To do:
Print out the data below in full and exactly, skipping the pictures.

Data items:
%%

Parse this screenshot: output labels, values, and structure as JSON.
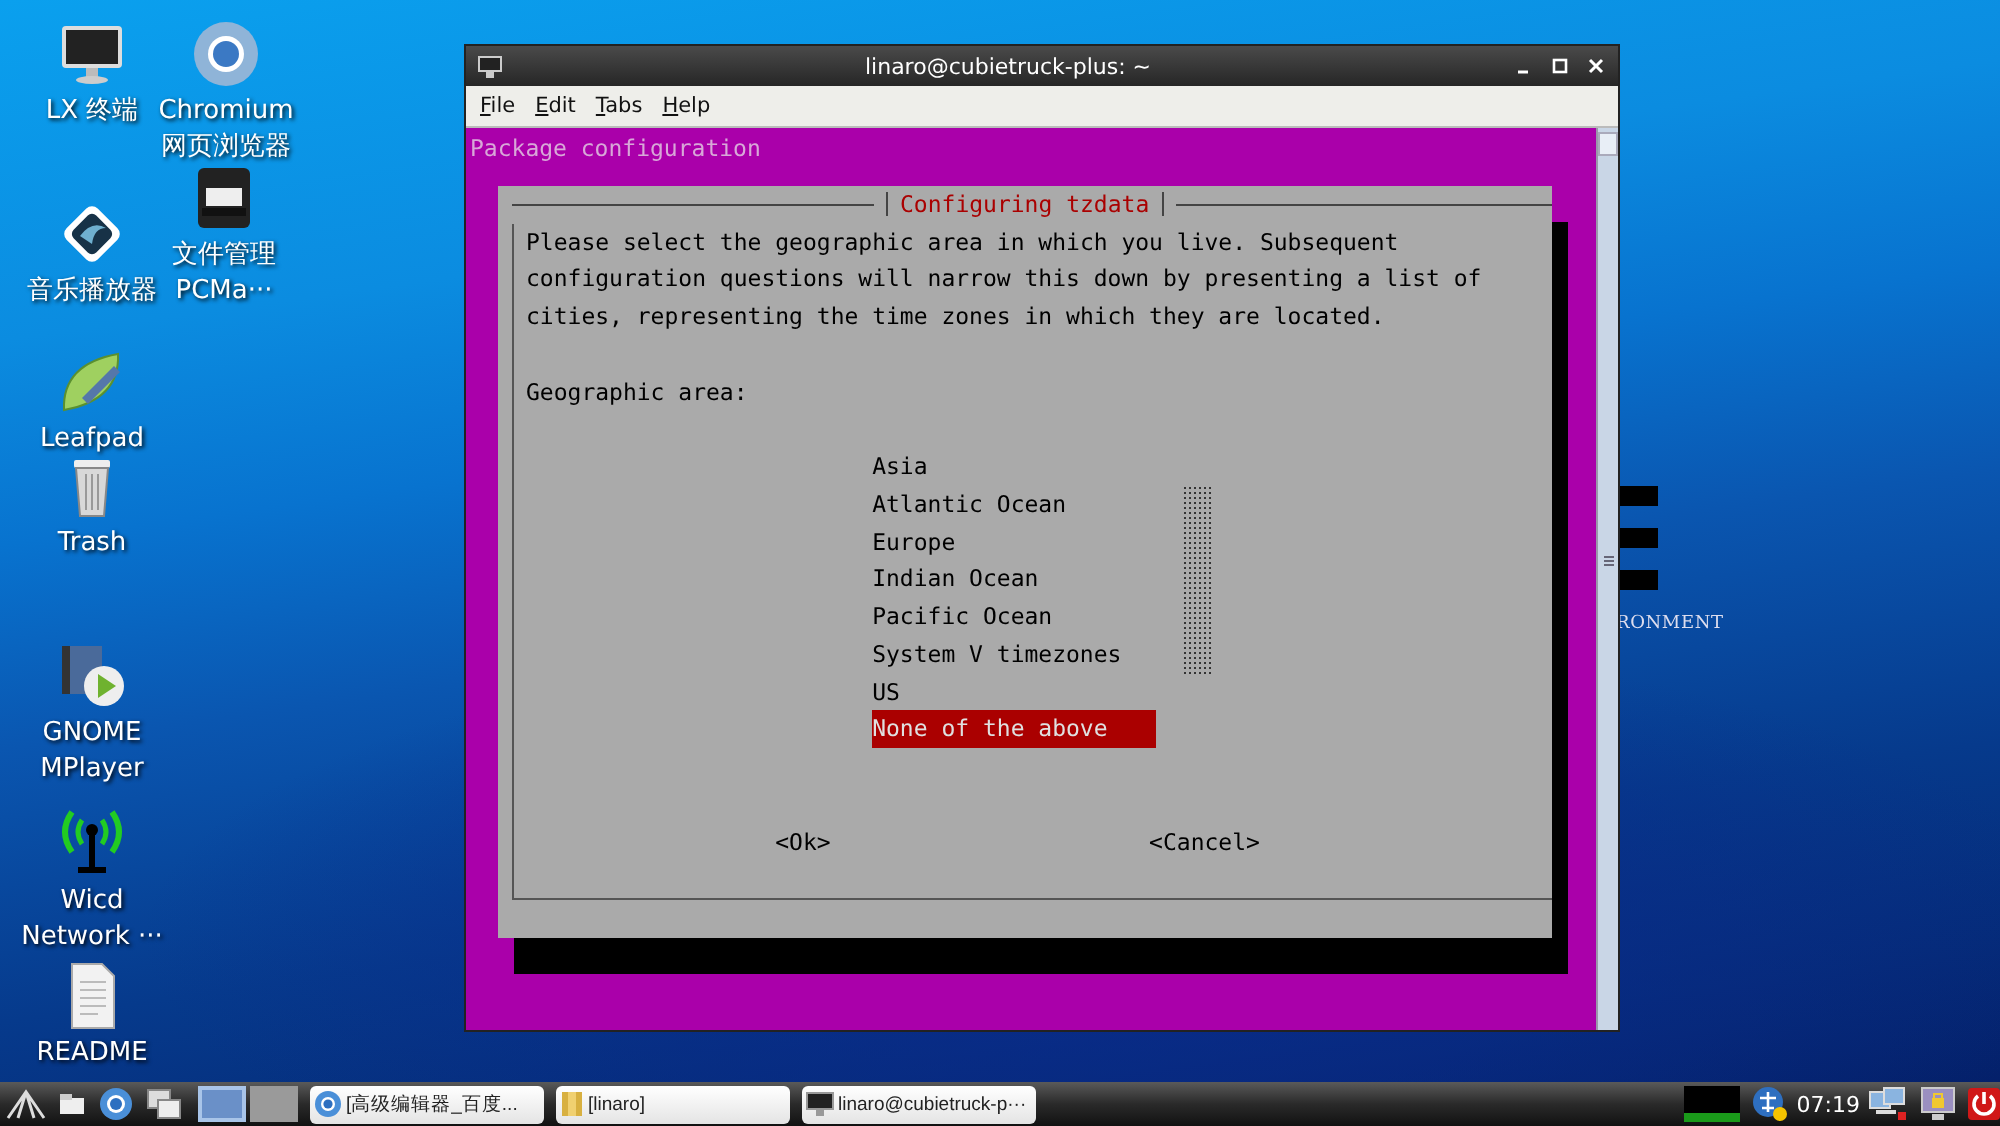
{
  "desktop_icons": [
    {
      "kind": "monitor",
      "label": "LX 终端"
    },
    {
      "kind": "music",
      "label": "音乐播放器"
    },
    {
      "kind": "leaf",
      "label": "Leafpad"
    },
    {
      "kind": "trash",
      "label": "Trash"
    },
    {
      "kind": "film",
      "label": "GNOME\nMPlayer"
    },
    {
      "kind": "antenna",
      "label": "Wicd\nNetwork ···"
    },
    {
      "kind": "document",
      "label": "README"
    },
    {
      "kind": "browser",
      "label": "Chromium\n网页浏览器"
    },
    {
      "kind": "cabinet",
      "label": "文件管理\nPCMa···"
    }
  ],
  "wallpaper_text": "RONMENT",
  "terminal": {
    "title": "linaro@cubietruck-plus: ~",
    "menu": [
      "File",
      "Edit",
      "Tabs",
      "Help"
    ],
    "header": "Package configuration",
    "dialog": {
      "title": "Configuring tzdata",
      "message": "Please select the geographic area in which you live. Subsequent configuration questions will narrow this down by presenting a list of cities, representing the time zones in which they are located.",
      "prompt": "Geographic area:",
      "options": [
        {
          "label": "Asia",
          "selected": false
        },
        {
          "label": "Atlantic Ocean",
          "selected": false
        },
        {
          "label": "Europe",
          "selected": false
        },
        {
          "label": "Indian Ocean",
          "selected": false
        },
        {
          "label": "Pacific Ocean",
          "selected": false
        },
        {
          "label": "System V timezones",
          "selected": false
        },
        {
          "label": "US",
          "selected": false
        },
        {
          "label": "None of the above",
          "selected": true
        }
      ],
      "buttons": [
        "<Ok>",
        "<Cancel>"
      ]
    }
  },
  "taskbar": {
    "desktops": [
      {
        "selected": true
      },
      {
        "selected": false
      }
    ],
    "tasks": [
      {
        "kind": "browser",
        "label": "[高级编辑器_百度..."
      },
      {
        "kind": "folder",
        "label": "[linaro]"
      },
      {
        "kind": "terminal",
        "label": "linaro@cubietruck-p···"
      }
    ],
    "clock": "07:19"
  }
}
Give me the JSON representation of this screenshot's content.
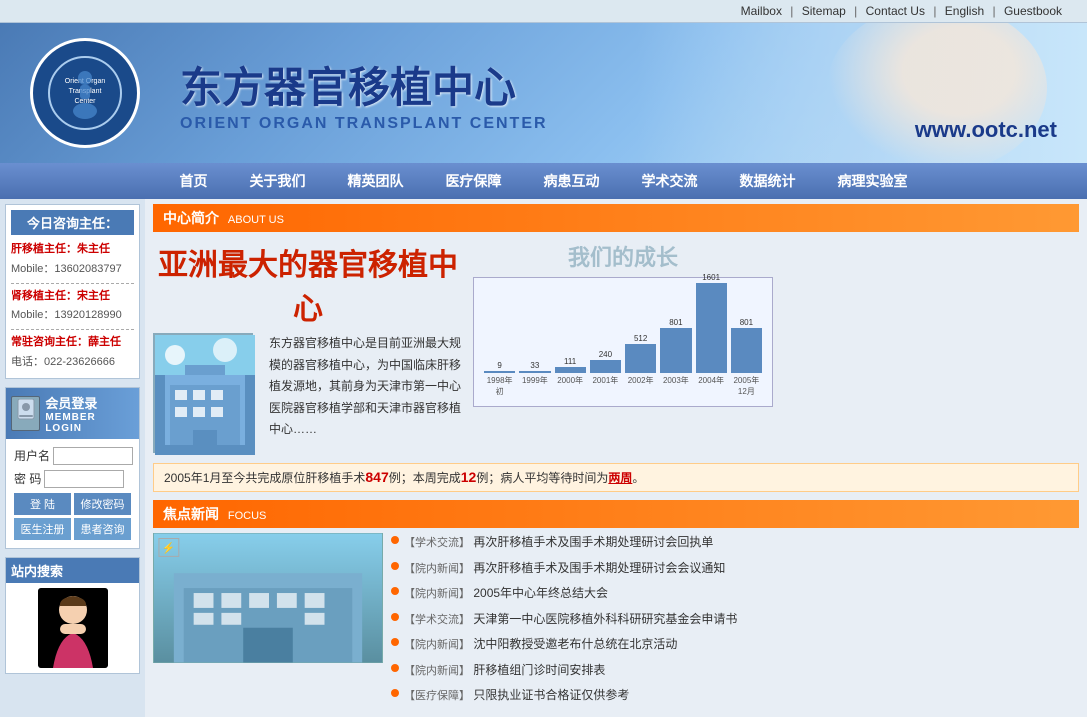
{
  "topbar": {
    "links": [
      {
        "label": "Mailbox",
        "id": "mailbox"
      },
      {
        "label": "Sitemap",
        "id": "sitemap"
      },
      {
        "label": "Contact Us",
        "id": "contact"
      },
      {
        "label": "English",
        "id": "english"
      },
      {
        "label": "Guestbook",
        "id": "guestbook"
      }
    ]
  },
  "header": {
    "title_zh": "东方器官移植中心",
    "title_en": "ORIENT ORGAN TRANSPLANT CENTER",
    "url": "www.ootc.net"
  },
  "nav": {
    "items": [
      "首页",
      "关于我们",
      "精英团队",
      "医疗保障",
      "病患互动",
      "学术交流",
      "数据统计",
      "病理实验室"
    ]
  },
  "sidebar": {
    "consultant_title": "今日咨询主任：",
    "liver_title": "肝移植主任：朱主任",
    "liver_phone": "Mobile：13602083797",
    "kidney_title": "肾移植主任：宋主任",
    "kidney_phone": "Mobile：13920128990",
    "regular_title": "常驻咨询主任：薛主任",
    "regular_phone": "电话：022-23626666",
    "login_title": "会员登录",
    "login_en": "MEMBER LOGIN",
    "username_label": "用户名",
    "password_label": "密  码",
    "login_button": "登  陆",
    "modify_button": "修改密码",
    "doctor_reg": "医生注册",
    "patient_consult": "患者咨询",
    "search_title": "站内搜索"
  },
  "about": {
    "section_title": "中心简介",
    "section_en": "ABOUT US",
    "big_title": "亚洲最大的器官移植中心",
    "intro_text": "东方器官移植中心是目前亚洲最大规模的器官移植中心，为中国临床肝移植发源地，其前身为天津市第一中心医院器官移植学部和天津市器官移植中心……"
  },
  "chart": {
    "title": "我们的成长",
    "bars": [
      {
        "value": 9,
        "year": "1998年初"
      },
      {
        "value": 33,
        "year": "1999年"
      },
      {
        "value": 111,
        "year": "2000年"
      },
      {
        "value": 240,
        "year": "2001年"
      },
      {
        "value": 512,
        "year": "2002年"
      },
      {
        "value": 801,
        "year": "2003年"
      },
      {
        "value": 1601,
        "year": "2004年"
      },
      {
        "value": 801,
        "year": "2005年12月"
      }
    ]
  },
  "stats": {
    "text": "2005年1月至今共完成原位肝移植手术",
    "count": "847",
    "text2": "例；本周完成",
    "week": "12",
    "text3": "例；病人平均等待时间为",
    "wait": "两周",
    "period": "。"
  },
  "news": {
    "section_title": "焦点新闻",
    "section_en": "FOCUS",
    "items": [
      {
        "tag": "【学术交流】",
        "text": "再次肝移植手术及围手术期处理研讨会回执单"
      },
      {
        "tag": "【院内新闻】",
        "text": "再次肝移植手术及围手术期处理研讨会会议通知"
      },
      {
        "tag": "【院内新闻】",
        "text": "2005年中心年终总结大会"
      },
      {
        "tag": "【学术交流】",
        "text": "天津第一中心医院移植外科科研研究基金会申请书"
      },
      {
        "tag": "【院内新闻】",
        "text": "沈中阳教授受邀老布什总统在北京活动"
      },
      {
        "tag": "【院内新闻】",
        "text": "肝移植组门诊时间安排表"
      },
      {
        "tag": "【医疗保障】",
        "text": "只限执业证书合格证仅供参考"
      }
    ]
  }
}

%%

Answer space:
Parse this screenshot: output labels, values, and structure as JSON.
{
  "desktop_icons": [
    {
      "kind": "monitor",
      "label": "LX 终端"
    },
    {
      "kind": "music",
      "label": "音乐播放器"
    },
    {
      "kind": "leaf",
      "label": "Leafpad"
    },
    {
      "kind": "trash",
      "label": "Trash"
    },
    {
      "kind": "film",
      "label": "GNOME\nMPlayer"
    },
    {
      "kind": "antenna",
      "label": "Wicd\nNetwork ···"
    },
    {
      "kind": "document",
      "label": "README"
    },
    {
      "kind": "browser",
      "label": "Chromium\n网页浏览器"
    },
    {
      "kind": "cabinet",
      "label": "文件管理\nPCMa···"
    }
  ],
  "wallpaper_text": "RONMENT",
  "terminal": {
    "title": "linaro@cubietruck-plus: ~",
    "menu": [
      "File",
      "Edit",
      "Tabs",
      "Help"
    ],
    "header": "Package configuration",
    "dialog": {
      "title": "Configuring tzdata",
      "message": "Please select the geographic area in which you live. Subsequent configuration questions will narrow this down by presenting a list of cities, representing the time zones in which they are located.",
      "prompt": "Geographic area:",
      "options": [
        {
          "label": "Asia",
          "selected": false
        },
        {
          "label": "Atlantic Ocean",
          "selected": false
        },
        {
          "label": "Europe",
          "selected": false
        },
        {
          "label": "Indian Ocean",
          "selected": false
        },
        {
          "label": "Pacific Ocean",
          "selected": false
        },
        {
          "label": "System V timezones",
          "selected": false
        },
        {
          "label": "US",
          "selected": false
        },
        {
          "label": "None of the above",
          "selected": true
        }
      ],
      "buttons": [
        "<Ok>",
        "<Cancel>"
      ]
    }
  },
  "taskbar": {
    "desktops": [
      {
        "selected": true
      },
      {
        "selected": false
      }
    ],
    "tasks": [
      {
        "kind": "browser",
        "label": "[高级编辑器_百度..."
      },
      {
        "kind": "folder",
        "label": "[linaro]"
      },
      {
        "kind": "terminal",
        "label": "linaro@cubietruck-p···"
      }
    ],
    "clock": "07:19"
  }
}
Give me the JSON representation of this screenshot's content.
{
  "topbar": {
    "links": [
      {
        "label": "Mailbox",
        "id": "mailbox"
      },
      {
        "label": "Sitemap",
        "id": "sitemap"
      },
      {
        "label": "Contact Us",
        "id": "contact"
      },
      {
        "label": "English",
        "id": "english"
      },
      {
        "label": "Guestbook",
        "id": "guestbook"
      }
    ]
  },
  "header": {
    "title_zh": "东方器官移植中心",
    "title_en": "ORIENT ORGAN TRANSPLANT CENTER",
    "url": "www.ootc.net"
  },
  "nav": {
    "items": [
      "首页",
      "关于我们",
      "精英团队",
      "医疗保障",
      "病患互动",
      "学术交流",
      "数据统计",
      "病理实验室"
    ]
  },
  "sidebar": {
    "consultant_title": "今日咨询主任：",
    "liver_title": "肝移植主任：朱主任",
    "liver_phone": "Mobile：13602083797",
    "kidney_title": "肾移植主任：宋主任",
    "kidney_phone": "Mobile：13920128990",
    "regular_title": "常驻咨询主任：薛主任",
    "regular_phone": "电话：022-23626666",
    "login_title": "会员登录",
    "login_en": "MEMBER LOGIN",
    "username_label": "用户名",
    "password_label": "密  码",
    "login_button": "登  陆",
    "modify_button": "修改密码",
    "doctor_reg": "医生注册",
    "patient_consult": "患者咨询",
    "search_title": "站内搜索"
  },
  "about": {
    "section_title": "中心简介",
    "section_en": "ABOUT US",
    "big_title": "亚洲最大的器官移植中心",
    "intro_text": "东方器官移植中心是目前亚洲最大规模的器官移植中心，为中国临床肝移植发源地，其前身为天津市第一中心医院器官移植学部和天津市器官移植中心……"
  },
  "chart": {
    "title": "我们的成长",
    "bars": [
      {
        "value": 9,
        "year": "1998年初"
      },
      {
        "value": 33,
        "year": "1999年"
      },
      {
        "value": 111,
        "year": "2000年"
      },
      {
        "value": 240,
        "year": "2001年"
      },
      {
        "value": 512,
        "year": "2002年"
      },
      {
        "value": 801,
        "year": "2003年"
      },
      {
        "value": 1601,
        "year": "2004年"
      },
      {
        "value": 801,
        "year": "2005年12月"
      }
    ]
  },
  "stats": {
    "text": "2005年1月至今共完成原位肝移植手术",
    "count": "847",
    "text2": "例；本周完成",
    "week": "12",
    "text3": "例；病人平均等待时间为",
    "wait": "两周",
    "period": "。"
  },
  "news": {
    "section_title": "焦点新闻",
    "section_en": "FOCUS",
    "items": [
      {
        "tag": "【学术交流】",
        "text": "再次肝移植手术及围手术期处理研讨会回执单"
      },
      {
        "tag": "【院内新闻】",
        "text": "再次肝移植手术及围手术期处理研讨会会议通知"
      },
      {
        "tag": "【院内新闻】",
        "text": "2005年中心年终总结大会"
      },
      {
        "tag": "【学术交流】",
        "text": "天津第一中心医院移植外科科研研究基金会申请书"
      },
      {
        "tag": "【院内新闻】",
        "text": "沈中阳教授受邀老布什总统在北京活动"
      },
      {
        "tag": "【院内新闻】",
        "text": "肝移植组门诊时间安排表"
      },
      {
        "tag": "【医疗保障】",
        "text": "只限执业证书合格证仅供参考"
      }
    ]
  }
}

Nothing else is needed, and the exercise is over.